(What you have to do): If a line in the records below contains "subtitle", copy that line.

Data records for software interfaces
[Start of Attachment]

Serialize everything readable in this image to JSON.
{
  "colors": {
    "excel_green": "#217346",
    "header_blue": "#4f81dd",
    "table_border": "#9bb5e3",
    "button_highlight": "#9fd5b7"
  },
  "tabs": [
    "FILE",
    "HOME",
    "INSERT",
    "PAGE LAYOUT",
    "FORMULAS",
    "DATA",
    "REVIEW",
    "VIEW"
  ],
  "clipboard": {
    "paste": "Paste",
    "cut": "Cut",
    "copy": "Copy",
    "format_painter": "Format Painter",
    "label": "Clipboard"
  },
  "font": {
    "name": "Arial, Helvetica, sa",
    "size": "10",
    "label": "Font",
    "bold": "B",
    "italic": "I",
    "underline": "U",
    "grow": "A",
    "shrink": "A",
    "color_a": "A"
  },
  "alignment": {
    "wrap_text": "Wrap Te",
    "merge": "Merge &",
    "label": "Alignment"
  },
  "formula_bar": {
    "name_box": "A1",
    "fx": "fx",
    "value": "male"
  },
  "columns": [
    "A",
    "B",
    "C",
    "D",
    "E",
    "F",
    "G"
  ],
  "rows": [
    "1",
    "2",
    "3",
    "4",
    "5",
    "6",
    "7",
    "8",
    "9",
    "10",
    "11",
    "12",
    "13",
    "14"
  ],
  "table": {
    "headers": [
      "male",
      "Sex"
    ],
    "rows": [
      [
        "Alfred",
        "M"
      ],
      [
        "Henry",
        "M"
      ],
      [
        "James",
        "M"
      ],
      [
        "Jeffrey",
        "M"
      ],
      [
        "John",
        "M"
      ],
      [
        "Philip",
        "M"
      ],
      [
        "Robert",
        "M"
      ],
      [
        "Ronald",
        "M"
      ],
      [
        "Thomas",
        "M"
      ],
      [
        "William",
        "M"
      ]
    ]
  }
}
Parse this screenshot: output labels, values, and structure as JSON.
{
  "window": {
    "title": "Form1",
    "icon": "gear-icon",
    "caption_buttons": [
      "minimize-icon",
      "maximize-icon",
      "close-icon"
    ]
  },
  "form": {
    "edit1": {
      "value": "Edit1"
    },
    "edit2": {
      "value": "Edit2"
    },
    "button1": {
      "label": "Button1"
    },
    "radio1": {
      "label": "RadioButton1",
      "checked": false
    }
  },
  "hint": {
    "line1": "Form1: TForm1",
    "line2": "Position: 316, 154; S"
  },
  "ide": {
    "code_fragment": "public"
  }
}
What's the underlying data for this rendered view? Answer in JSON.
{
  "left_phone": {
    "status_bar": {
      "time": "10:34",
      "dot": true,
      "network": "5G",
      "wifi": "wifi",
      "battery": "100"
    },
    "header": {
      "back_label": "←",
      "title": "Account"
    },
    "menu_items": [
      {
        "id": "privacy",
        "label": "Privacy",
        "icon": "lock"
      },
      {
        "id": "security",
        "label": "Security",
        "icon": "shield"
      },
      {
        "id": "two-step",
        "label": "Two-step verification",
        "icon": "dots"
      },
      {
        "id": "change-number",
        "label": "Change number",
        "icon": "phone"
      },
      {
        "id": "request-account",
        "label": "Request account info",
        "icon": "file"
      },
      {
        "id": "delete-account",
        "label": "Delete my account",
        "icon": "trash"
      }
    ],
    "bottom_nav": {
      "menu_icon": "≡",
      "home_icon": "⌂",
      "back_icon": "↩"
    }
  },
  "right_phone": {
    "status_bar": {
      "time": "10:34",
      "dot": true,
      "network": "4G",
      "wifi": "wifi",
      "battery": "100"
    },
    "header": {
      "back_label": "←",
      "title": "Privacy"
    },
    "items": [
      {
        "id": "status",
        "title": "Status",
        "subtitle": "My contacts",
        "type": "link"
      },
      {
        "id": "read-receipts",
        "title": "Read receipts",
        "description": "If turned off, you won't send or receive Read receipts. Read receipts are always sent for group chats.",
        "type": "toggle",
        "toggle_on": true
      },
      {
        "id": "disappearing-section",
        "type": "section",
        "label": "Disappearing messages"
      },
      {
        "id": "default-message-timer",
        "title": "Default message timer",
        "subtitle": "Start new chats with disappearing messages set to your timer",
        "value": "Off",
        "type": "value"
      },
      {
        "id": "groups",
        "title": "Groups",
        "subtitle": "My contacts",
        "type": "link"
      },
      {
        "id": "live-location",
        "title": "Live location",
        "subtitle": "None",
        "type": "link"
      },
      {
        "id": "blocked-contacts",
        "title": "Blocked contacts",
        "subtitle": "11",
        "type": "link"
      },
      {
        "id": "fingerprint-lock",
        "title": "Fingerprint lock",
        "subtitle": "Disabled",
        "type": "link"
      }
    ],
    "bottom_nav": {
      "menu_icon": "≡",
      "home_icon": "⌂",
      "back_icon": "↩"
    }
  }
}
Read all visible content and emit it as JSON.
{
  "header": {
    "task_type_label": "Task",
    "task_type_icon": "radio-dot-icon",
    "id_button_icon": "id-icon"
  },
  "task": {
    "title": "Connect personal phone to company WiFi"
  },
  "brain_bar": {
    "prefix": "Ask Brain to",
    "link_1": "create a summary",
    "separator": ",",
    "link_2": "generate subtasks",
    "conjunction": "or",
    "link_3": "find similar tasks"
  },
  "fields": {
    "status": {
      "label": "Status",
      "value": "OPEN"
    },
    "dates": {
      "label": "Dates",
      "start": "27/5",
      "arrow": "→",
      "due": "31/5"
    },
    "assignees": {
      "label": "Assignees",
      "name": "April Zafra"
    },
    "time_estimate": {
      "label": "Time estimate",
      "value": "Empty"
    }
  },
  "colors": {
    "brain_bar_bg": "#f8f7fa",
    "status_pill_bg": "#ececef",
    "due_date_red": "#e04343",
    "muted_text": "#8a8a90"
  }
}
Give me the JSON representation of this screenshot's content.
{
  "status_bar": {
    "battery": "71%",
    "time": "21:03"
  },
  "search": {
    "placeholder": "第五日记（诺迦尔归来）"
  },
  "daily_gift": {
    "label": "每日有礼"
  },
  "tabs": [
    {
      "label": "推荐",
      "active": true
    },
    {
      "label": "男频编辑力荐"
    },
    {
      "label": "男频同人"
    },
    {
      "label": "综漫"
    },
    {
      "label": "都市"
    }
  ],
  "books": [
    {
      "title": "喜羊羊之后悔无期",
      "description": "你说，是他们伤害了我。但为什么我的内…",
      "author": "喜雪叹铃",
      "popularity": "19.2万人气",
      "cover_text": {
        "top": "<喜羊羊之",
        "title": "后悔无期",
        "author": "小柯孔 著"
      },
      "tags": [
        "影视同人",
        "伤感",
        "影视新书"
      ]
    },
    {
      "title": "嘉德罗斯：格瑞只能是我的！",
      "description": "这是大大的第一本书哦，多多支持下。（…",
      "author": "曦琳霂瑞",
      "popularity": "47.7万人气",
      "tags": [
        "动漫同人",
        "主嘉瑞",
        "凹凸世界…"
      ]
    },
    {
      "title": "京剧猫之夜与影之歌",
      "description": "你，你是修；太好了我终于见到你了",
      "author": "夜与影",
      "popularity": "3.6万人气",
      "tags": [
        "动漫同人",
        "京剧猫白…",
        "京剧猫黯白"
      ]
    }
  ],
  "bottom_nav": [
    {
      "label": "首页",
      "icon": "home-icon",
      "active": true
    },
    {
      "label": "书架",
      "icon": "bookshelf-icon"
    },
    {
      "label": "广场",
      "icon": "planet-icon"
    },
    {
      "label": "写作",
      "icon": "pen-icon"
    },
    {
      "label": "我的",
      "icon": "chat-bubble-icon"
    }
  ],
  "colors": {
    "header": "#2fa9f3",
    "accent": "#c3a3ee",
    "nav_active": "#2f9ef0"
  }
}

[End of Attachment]

(Response below):
        "subtitle": "My contacts",
        "subtitle": "Start new chats with disappearing messages set to your timer",
        "subtitle": "My contacts",
        "subtitle": "None",
        "subtitle": "11",
        "subtitle": "Disabled",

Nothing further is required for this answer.